Beef dispute forces Aldi to stock Irish meat processed in UK
Retailer cites ‘availability issues’ as row between farmers and processors continues
The supermarket chain Aldi has said that ‘availability issues’ have forced it to begin selling Irish beef and pork products processed at UK plants. File photograph: Aidan Crawley/The Irish Times.
The supermarket chain Aldi has said that “availability issues” have forced it to begin selling Irish beef and pork products processed at UK plants.
Customers are being informed of the change in supply chain in Aldi stores in what appears to be the first effect of the ongoing dispute between farmers and processors on Irish consumers.
Beef farmers have continued to blockade processing facilities in protest at what they deem to be unfair prices offered for their animals. Government efforts to resume crisis talks between the parties have been beset with problems.
In a statement on Thursday, Aldi said: “In light of industry-wide availability issues, to ensure we have a full range of fresh beef and pork products for our customers, some of our Irish beef and pork suppliers have processed Irish beef and pork at their UK based processing facilities, all of which are Quality Assured by Bord Bia.

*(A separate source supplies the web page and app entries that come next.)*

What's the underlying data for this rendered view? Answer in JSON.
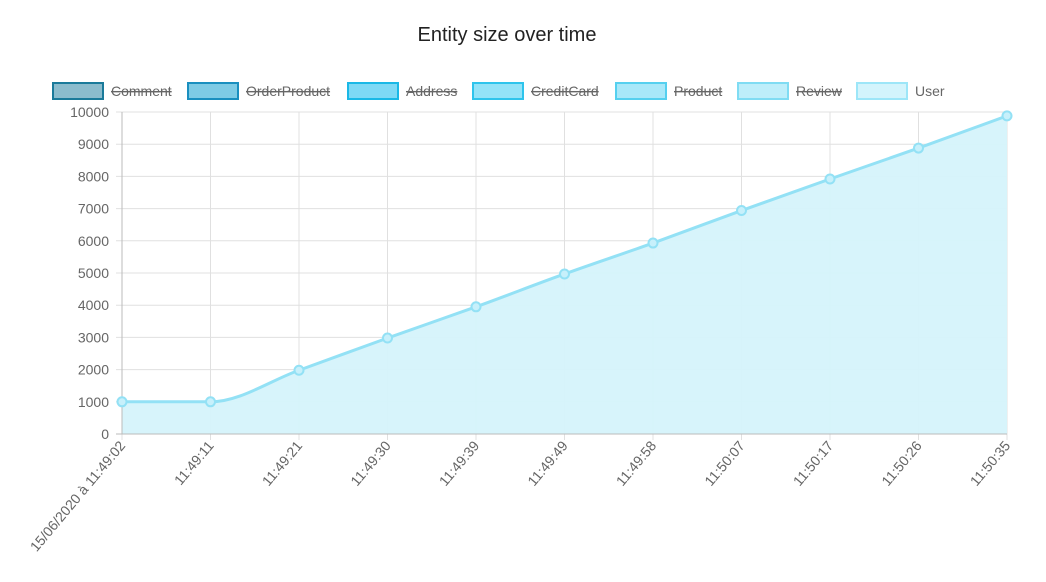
{
  "chart_data": {
    "type": "area",
    "title": "Entity size over time",
    "x": [
      "15/06/2020 à 11:49:02",
      "11:49:11",
      "11:49:21",
      "11:49:30",
      "11:49:39",
      "11:49:49",
      "11:49:58",
      "11:50:07",
      "11:50:17",
      "11:50:26",
      "11:50:35"
    ],
    "ylim": [
      0,
      10000
    ],
    "yticks": [
      0,
      1000,
      2000,
      3000,
      4000,
      5000,
      6000,
      7000,
      8000,
      9000,
      10000
    ],
    "grid": true,
    "legend_position": "top",
    "legend": [
      {
        "name": "Comment",
        "hidden": true,
        "fill": "#8bbccd",
        "stroke": "#1a7a9a"
      },
      {
        "name": "OrderProduct",
        "hidden": true,
        "fill": "#7ecbe5",
        "stroke": "#1a8fbf"
      },
      {
        "name": "Address",
        "hidden": true,
        "fill": "#7ed9f5",
        "stroke": "#1ab8e6"
      },
      {
        "name": "CreditCard",
        "hidden": true,
        "fill": "#93e3f8",
        "stroke": "#2ec4ec"
      },
      {
        "name": "Product",
        "hidden": true,
        "fill": "#a8e8f9",
        "stroke": "#55d0ef"
      },
      {
        "name": "Review",
        "hidden": true,
        "fill": "#bdeefa",
        "stroke": "#7fdcf3"
      },
      {
        "name": "User",
        "hidden": false,
        "fill": "#d3f4fc",
        "stroke": "#9de6f8"
      }
    ],
    "series": [
      {
        "name": "User",
        "values": [
          1000,
          1000,
          1980,
          2980,
          3950,
          4970,
          5930,
          6940,
          7920,
          8880,
          9880
        ],
        "color": "#93e1f5",
        "fill": "#d5f3fb"
      }
    ]
  }
}
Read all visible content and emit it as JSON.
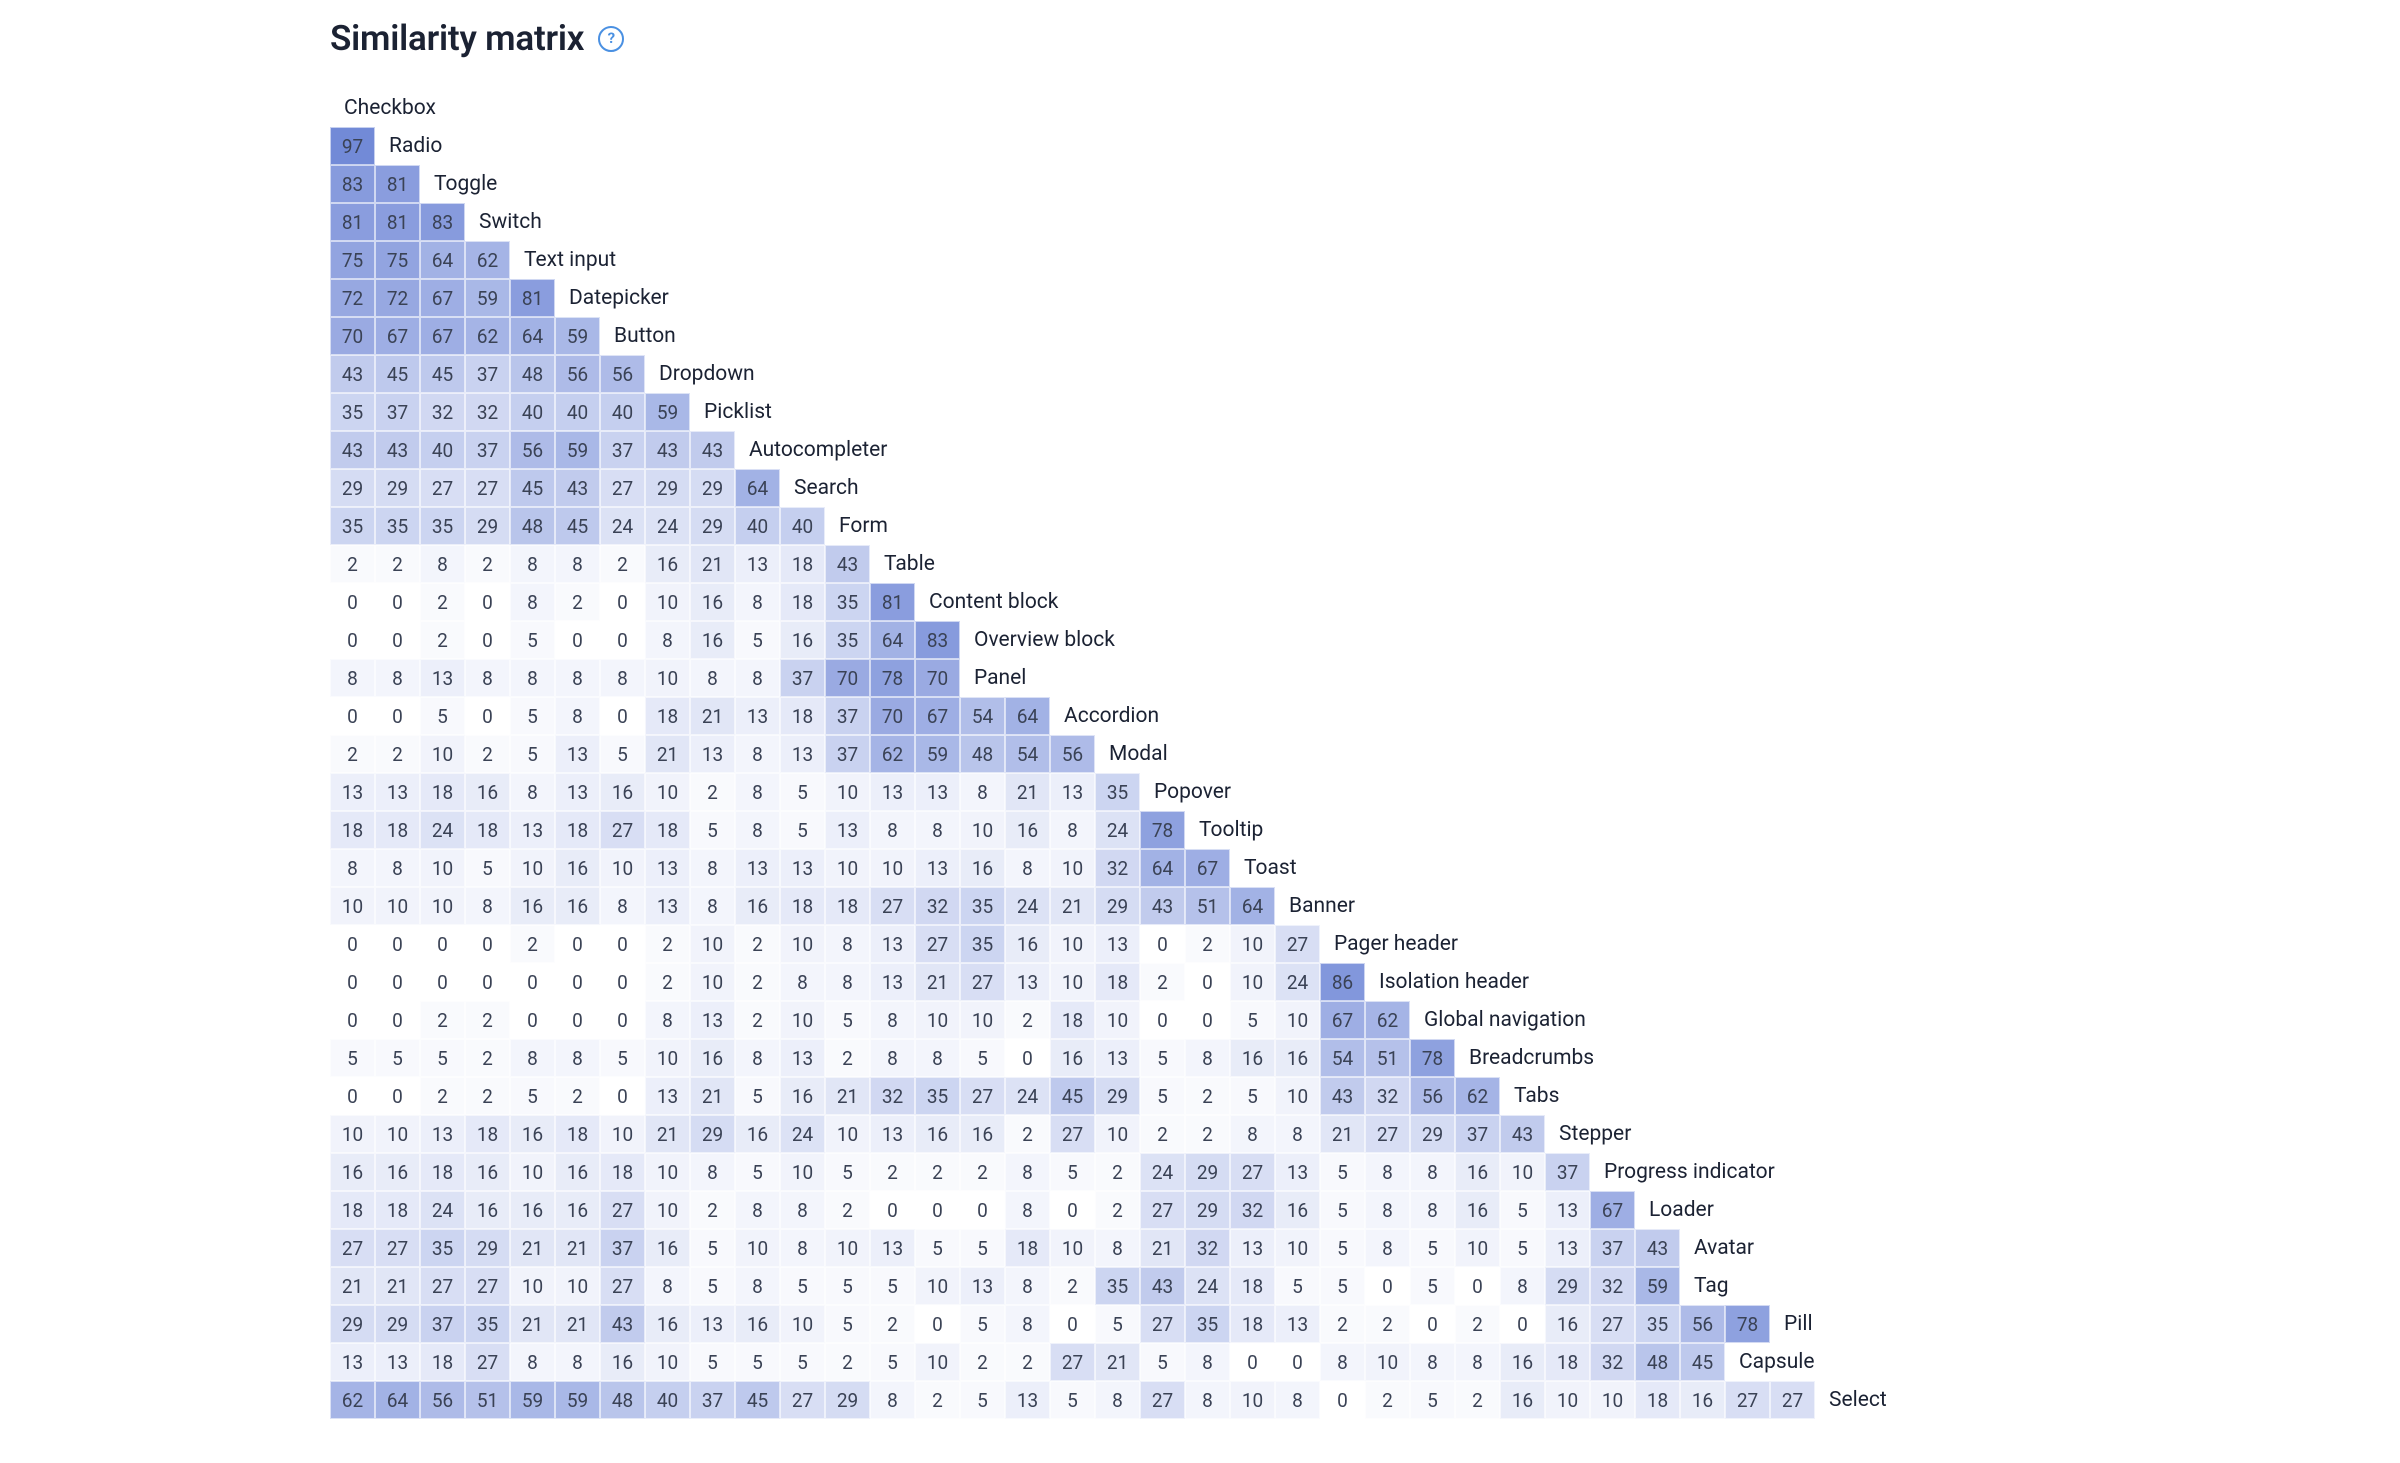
{
  "title": "Similarity matrix",
  "help_glyph": "?",
  "chart_data": {
    "type": "heatmap",
    "title": "Similarity matrix",
    "value_range": [
      0,
      100
    ],
    "color_scale": {
      "low": "#ffffff",
      "high": "#6e86d6",
      "text_near_high": "#3a4255"
    },
    "labels": [
      "Checkbox",
      "Radio",
      "Toggle",
      "Switch",
      "Text input",
      "Datepicker",
      "Button",
      "Dropdown",
      "Picklist",
      "Autocompleter",
      "Search",
      "Form",
      "Table",
      "Content block",
      "Overview block",
      "Panel",
      "Accordion",
      "Modal",
      "Popover",
      "Tooltip",
      "Toast",
      "Banner",
      "Pager header",
      "Isolation header",
      "Global navigation",
      "Breadcrumbs",
      "Tabs",
      "Stepper",
      "Progress indicator",
      "Loader",
      "Avatar",
      "Tag",
      "Pill",
      "Capsule",
      "Select"
    ],
    "rows": [
      [
        97
      ],
      [
        83,
        81
      ],
      [
        81,
        81,
        83
      ],
      [
        75,
        75,
        64,
        62
      ],
      [
        72,
        72,
        67,
        59,
        81
      ],
      [
        70,
        67,
        67,
        62,
        64,
        59
      ],
      [
        43,
        45,
        45,
        37,
        48,
        56,
        56
      ],
      [
        35,
        37,
        32,
        32,
        40,
        40,
        40,
        59
      ],
      [
        43,
        43,
        40,
        37,
        56,
        59,
        37,
        43,
        43
      ],
      [
        29,
        29,
        27,
        27,
        45,
        43,
        27,
        29,
        29,
        64
      ],
      [
        35,
        35,
        35,
        29,
        48,
        45,
        24,
        24,
        29,
        40,
        40
      ],
      [
        2,
        2,
        8,
        2,
        8,
        8,
        2,
        16,
        21,
        13,
        18,
        43
      ],
      [
        0,
        0,
        2,
        0,
        8,
        2,
        0,
        10,
        16,
        8,
        18,
        35,
        81
      ],
      [
        0,
        0,
        2,
        0,
        5,
        0,
        0,
        8,
        16,
        5,
        16,
        35,
        64,
        83
      ],
      [
        8,
        8,
        13,
        8,
        8,
        8,
        8,
        10,
        8,
        8,
        37,
        70,
        78,
        70
      ],
      [
        0,
        0,
        5,
        0,
        5,
        8,
        0,
        18,
        21,
        13,
        18,
        37,
        70,
        67,
        54,
        64
      ],
      [
        2,
        2,
        10,
        2,
        5,
        13,
        5,
        21,
        13,
        8,
        13,
        37,
        62,
        59,
        48,
        54,
        56
      ],
      [
        13,
        13,
        18,
        16,
        8,
        13,
        16,
        10,
        2,
        8,
        5,
        10,
        13,
        13,
        8,
        21,
        13,
        35
      ],
      [
        18,
        18,
        24,
        18,
        13,
        18,
        27,
        18,
        5,
        8,
        5,
        13,
        8,
        8,
        10,
        16,
        8,
        24,
        78
      ],
      [
        8,
        8,
        10,
        5,
        10,
        16,
        10,
        13,
        8,
        13,
        13,
        10,
        10,
        13,
        16,
        8,
        10,
        32,
        64,
        67
      ],
      [
        10,
        10,
        10,
        8,
        16,
        16,
        8,
        13,
        8,
        16,
        18,
        18,
        27,
        32,
        35,
        24,
        21,
        29,
        43,
        51,
        64
      ],
      [
        0,
        0,
        0,
        0,
        2,
        0,
        0,
        2,
        10,
        2,
        10,
        8,
        13,
        27,
        35,
        16,
        10,
        13,
        0,
        2,
        10,
        27
      ],
      [
        0,
        0,
        0,
        0,
        0,
        0,
        0,
        2,
        10,
        2,
        8,
        8,
        13,
        21,
        27,
        13,
        10,
        18,
        2,
        0,
        10,
        24,
        86
      ],
      [
        0,
        0,
        2,
        2,
        0,
        0,
        0,
        8,
        13,
        2,
        10,
        5,
        8,
        10,
        10,
        2,
        18,
        10,
        0,
        0,
        5,
        10,
        67,
        62
      ],
      [
        5,
        5,
        5,
        2,
        8,
        8,
        5,
        10,
        16,
        8,
        13,
        2,
        8,
        8,
        5,
        0,
        16,
        13,
        5,
        8,
        16,
        16,
        54,
        51,
        78
      ],
      [
        0,
        0,
        2,
        2,
        5,
        2,
        0,
        13,
        21,
        5,
        16,
        21,
        32,
        35,
        27,
        24,
        45,
        29,
        5,
        2,
        5,
        10,
        43,
        32,
        56,
        62
      ],
      [
        10,
        10,
        13,
        18,
        16,
        18,
        10,
        21,
        29,
        16,
        24,
        10,
        13,
        16,
        16,
        2,
        27,
        10,
        2,
        2,
        8,
        8,
        21,
        27,
        29,
        37,
        43
      ],
      [
        16,
        16,
        18,
        16,
        10,
        16,
        18,
        10,
        8,
        5,
        10,
        5,
        2,
        2,
        2,
        8,
        5,
        2,
        24,
        29,
        27,
        13,
        5,
        8,
        8,
        16,
        10,
        37
      ],
      [
        18,
        18,
        24,
        16,
        16,
        16,
        27,
        10,
        2,
        8,
        8,
        2,
        0,
        0,
        0,
        8,
        0,
        2,
        27,
        29,
        32,
        16,
        5,
        8,
        8,
        16,
        5,
        13,
        67
      ],
      [
        27,
        27,
        35,
        29,
        21,
        21,
        37,
        16,
        5,
        10,
        8,
        10,
        13,
        5,
        5,
        18,
        10,
        8,
        21,
        32,
        13,
        10,
        5,
        8,
        5,
        10,
        5,
        13,
        37,
        43
      ],
      [
        21,
        21,
        27,
        27,
        10,
        10,
        27,
        8,
        5,
        8,
        5,
        5,
        5,
        10,
        13,
        8,
        2,
        35,
        43,
        24,
        18,
        5,
        5,
        0,
        5,
        0,
        8,
        29,
        32,
        59
      ],
      [
        29,
        29,
        37,
        35,
        21,
        21,
        43,
        16,
        13,
        16,
        10,
        5,
        2,
        0,
        5,
        8,
        0,
        5,
        27,
        35,
        18,
        13,
        2,
        2,
        0,
        2,
        0,
        16,
        27,
        35,
        56,
        78
      ],
      [
        13,
        13,
        18,
        27,
        8,
        8,
        16,
        10,
        5,
        5,
        5,
        2,
        5,
        10,
        2,
        2,
        27,
        21,
        5,
        8,
        0,
        0,
        8,
        10,
        8,
        8,
        16,
        18,
        32,
        48,
        45
      ],
      [
        62,
        64,
        56,
        51,
        59,
        59,
        48,
        40,
        37,
        45,
        27,
        29,
        8,
        2,
        5,
        13,
        5,
        8,
        27,
        8,
        10,
        8,
        0,
        2,
        5,
        2,
        16,
        10,
        10,
        18,
        16,
        27,
        27
      ]
    ]
  }
}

“This is clearly reflected on our products’ packaging. We have also placed notices in our stores to ensure our customers are fully aware of the situation.”
The announcement followed a warning from Minister for Agriculture Michael Creed earlier that there is a tipping point at which the crisis could cause long term damage to the beef industry.
“We need to pull all the threads together,” he told RTÉ radio on Thursday, adding that he hoped talks between the farmers and processors could eventually resume.
“There is a deep sense of frustration. Farmers are feeling mistreated that they are not being given the full picture by the meat industry,” he said.
“I understand the frustration brought on by lack of income. They feel that they haven’t been taken on board as equal partners in the industry.”
However, the Minister said the Government was not in a position to give contractual security to farmers and that the State could not dictate the market.